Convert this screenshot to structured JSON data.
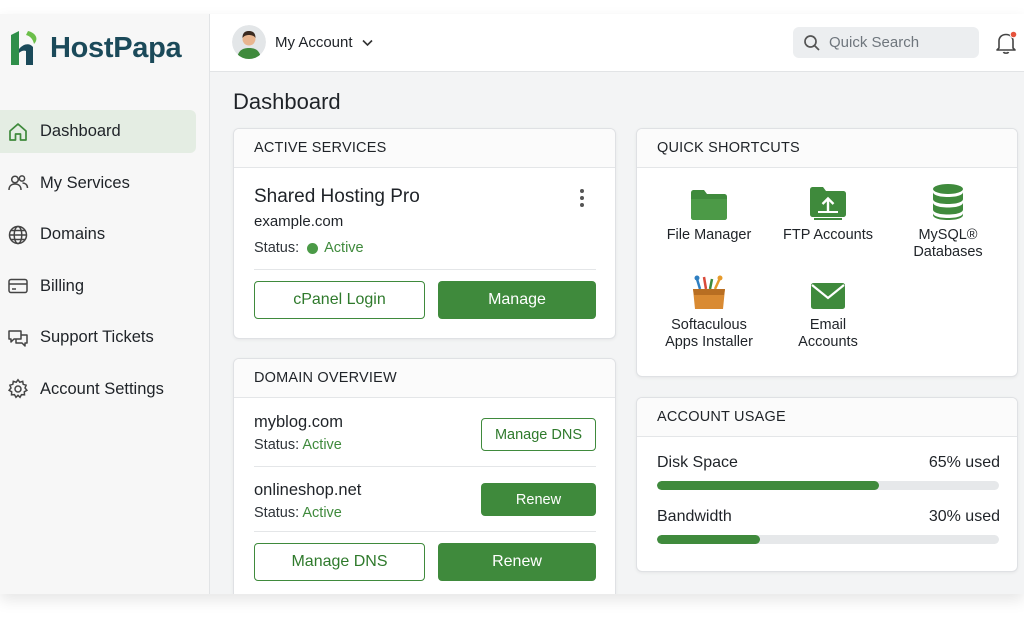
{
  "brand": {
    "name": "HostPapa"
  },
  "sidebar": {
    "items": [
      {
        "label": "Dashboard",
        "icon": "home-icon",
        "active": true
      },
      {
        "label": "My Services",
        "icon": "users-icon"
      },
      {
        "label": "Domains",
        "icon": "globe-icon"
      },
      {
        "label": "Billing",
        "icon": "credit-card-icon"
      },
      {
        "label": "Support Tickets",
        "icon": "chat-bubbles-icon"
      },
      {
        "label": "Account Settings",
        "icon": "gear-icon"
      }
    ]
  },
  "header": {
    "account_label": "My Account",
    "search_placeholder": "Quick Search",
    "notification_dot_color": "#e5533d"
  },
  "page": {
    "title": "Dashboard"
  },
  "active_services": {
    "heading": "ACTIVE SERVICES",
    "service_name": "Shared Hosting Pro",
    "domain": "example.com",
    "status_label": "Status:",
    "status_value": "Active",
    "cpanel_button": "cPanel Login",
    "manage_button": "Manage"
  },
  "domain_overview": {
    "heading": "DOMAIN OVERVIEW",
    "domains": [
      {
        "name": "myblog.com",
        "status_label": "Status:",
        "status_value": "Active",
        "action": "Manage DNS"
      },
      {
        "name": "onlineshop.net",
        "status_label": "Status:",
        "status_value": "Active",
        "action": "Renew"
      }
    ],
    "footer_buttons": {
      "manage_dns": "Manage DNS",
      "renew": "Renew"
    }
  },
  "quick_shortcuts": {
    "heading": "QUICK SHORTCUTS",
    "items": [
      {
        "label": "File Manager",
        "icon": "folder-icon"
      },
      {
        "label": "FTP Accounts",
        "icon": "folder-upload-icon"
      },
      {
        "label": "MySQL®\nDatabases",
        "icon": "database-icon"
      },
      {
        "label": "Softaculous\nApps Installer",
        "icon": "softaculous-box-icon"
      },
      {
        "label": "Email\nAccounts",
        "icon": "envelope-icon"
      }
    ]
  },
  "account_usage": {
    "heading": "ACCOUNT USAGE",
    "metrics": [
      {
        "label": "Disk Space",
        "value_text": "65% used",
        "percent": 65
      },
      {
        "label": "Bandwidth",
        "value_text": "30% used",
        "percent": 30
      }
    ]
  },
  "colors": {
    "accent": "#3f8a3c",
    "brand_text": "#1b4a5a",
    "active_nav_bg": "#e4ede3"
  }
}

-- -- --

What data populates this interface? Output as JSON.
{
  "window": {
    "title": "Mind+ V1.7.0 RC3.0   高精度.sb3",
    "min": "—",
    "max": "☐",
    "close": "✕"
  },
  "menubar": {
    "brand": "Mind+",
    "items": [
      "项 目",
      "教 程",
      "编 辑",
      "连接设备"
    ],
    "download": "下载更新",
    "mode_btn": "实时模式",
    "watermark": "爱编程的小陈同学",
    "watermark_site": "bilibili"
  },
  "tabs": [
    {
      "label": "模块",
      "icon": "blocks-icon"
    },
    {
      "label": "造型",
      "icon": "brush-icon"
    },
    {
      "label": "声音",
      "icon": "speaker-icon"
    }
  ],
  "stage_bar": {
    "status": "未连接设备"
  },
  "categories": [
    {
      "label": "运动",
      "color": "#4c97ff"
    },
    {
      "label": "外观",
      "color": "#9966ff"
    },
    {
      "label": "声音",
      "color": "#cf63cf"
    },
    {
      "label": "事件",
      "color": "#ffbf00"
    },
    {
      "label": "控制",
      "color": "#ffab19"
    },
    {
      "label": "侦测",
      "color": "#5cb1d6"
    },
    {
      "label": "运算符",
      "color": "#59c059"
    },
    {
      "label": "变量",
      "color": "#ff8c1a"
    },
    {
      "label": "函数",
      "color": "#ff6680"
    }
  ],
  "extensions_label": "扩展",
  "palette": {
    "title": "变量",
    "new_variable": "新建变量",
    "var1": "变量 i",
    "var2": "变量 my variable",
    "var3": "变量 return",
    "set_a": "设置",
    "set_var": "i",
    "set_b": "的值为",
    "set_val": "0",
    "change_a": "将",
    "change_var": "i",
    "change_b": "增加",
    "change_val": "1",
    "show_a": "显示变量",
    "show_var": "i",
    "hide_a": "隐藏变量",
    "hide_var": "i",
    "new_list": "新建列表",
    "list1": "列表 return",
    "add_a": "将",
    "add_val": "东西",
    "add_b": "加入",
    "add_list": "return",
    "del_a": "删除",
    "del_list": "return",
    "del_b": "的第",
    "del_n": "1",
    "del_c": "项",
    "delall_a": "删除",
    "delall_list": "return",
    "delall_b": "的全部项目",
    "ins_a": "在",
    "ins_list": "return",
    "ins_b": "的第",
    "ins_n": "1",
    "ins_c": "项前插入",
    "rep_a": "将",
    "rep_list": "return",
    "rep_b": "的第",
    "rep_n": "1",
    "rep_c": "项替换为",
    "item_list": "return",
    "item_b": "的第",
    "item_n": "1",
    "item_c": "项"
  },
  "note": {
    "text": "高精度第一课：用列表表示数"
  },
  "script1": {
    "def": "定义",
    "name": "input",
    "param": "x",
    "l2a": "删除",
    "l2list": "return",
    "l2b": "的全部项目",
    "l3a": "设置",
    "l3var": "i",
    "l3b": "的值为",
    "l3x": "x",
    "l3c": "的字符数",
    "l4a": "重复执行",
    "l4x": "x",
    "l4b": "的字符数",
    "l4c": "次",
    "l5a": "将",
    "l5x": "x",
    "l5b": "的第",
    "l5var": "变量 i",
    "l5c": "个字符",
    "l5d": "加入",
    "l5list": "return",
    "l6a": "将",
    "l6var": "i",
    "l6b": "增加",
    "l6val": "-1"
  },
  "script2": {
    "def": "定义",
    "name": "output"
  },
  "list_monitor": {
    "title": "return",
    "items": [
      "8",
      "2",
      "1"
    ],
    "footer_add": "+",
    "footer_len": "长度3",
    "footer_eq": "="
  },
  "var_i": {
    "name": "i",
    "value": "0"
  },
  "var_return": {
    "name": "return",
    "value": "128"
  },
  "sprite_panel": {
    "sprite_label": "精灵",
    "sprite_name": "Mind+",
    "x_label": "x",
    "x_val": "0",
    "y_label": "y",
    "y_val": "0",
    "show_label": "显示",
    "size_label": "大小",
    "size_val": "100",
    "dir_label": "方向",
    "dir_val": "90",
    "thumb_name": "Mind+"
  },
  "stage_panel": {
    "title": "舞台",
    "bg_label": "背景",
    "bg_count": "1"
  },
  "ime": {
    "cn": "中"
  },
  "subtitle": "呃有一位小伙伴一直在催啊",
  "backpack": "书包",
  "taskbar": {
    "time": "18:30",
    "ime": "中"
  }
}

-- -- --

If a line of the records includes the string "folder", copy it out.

        "icon": "folder-icon"
        "icon": "folder-upload-icon"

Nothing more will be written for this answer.